(Items from a dataset)
● ● ● ●
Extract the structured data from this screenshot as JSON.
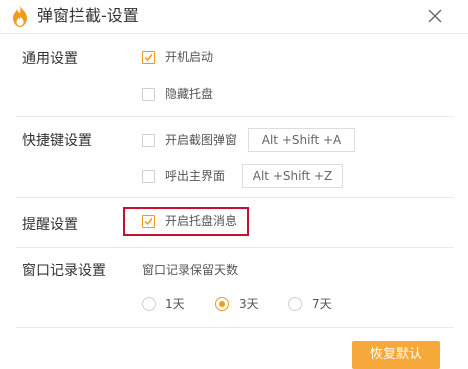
{
  "window": {
    "title": "弹窗拦截-设置",
    "close_icon": "close-icon",
    "app_icon": "flame-icon"
  },
  "colors": {
    "accent": "#f39a1c",
    "button": "#f7a83a",
    "highlight": "#c8102e",
    "text": "#333333"
  },
  "sections": {
    "general": {
      "label": "通用设置",
      "options": [
        {
          "label": "开机启动",
          "checked": true
        },
        {
          "label": "隐藏托盘",
          "checked": false
        }
      ]
    },
    "hotkeys": {
      "label": "快捷键设置",
      "options": [
        {
          "label": "开启截图弹窗",
          "checked": false,
          "hotkey": "Alt +Shift +A"
        },
        {
          "label": "呼出主界面",
          "checked": false,
          "hotkey": "Alt +Shift +Z"
        }
      ]
    },
    "reminder": {
      "label": "提醒设置",
      "options": [
        {
          "label": "开启托盘消息",
          "checked": true
        }
      ]
    },
    "records": {
      "label": "窗口记录设置",
      "subtitle": "窗口记录保留天数",
      "retention_options": [
        "1天",
        "3天",
        "7天"
      ],
      "selected": "3天"
    }
  },
  "footer": {
    "reset_label": "恢复默认"
  }
}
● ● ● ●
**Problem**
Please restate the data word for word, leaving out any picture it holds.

**Answer section**
Extract the structured data from this screenshot as JSON.
{
  "window": {
    "title": "弹窗拦截-设置",
    "close_icon": "close-icon",
    "app_icon": "flame-icon"
  },
  "colors": {
    "accent": "#f39a1c",
    "button": "#f7a83a",
    "highlight": "#c8102e",
    "text": "#333333"
  },
  "sections": {
    "general": {
      "label": "通用设置",
      "options": [
        {
          "label": "开机启动",
          "checked": true
        },
        {
          "label": "隐藏托盘",
          "checked": false
        }
      ]
    },
    "hotkeys": {
      "label": "快捷键设置",
      "options": [
        {
          "label": "开启截图弹窗",
          "checked": false,
          "hotkey": "Alt +Shift +A"
        },
        {
          "label": "呼出主界面",
          "checked": false,
          "hotkey": "Alt +Shift +Z"
        }
      ]
    },
    "reminder": {
      "label": "提醒设置",
      "options": [
        {
          "label": "开启托盘消息",
          "checked": true
        }
      ]
    },
    "records": {
      "label": "窗口记录设置",
      "subtitle": "窗口记录保留天数",
      "retention_options": [
        "1天",
        "3天",
        "7天"
      ],
      "selected": "3天"
    }
  },
  "footer": {
    "reset_label": "恢复默认"
  }
}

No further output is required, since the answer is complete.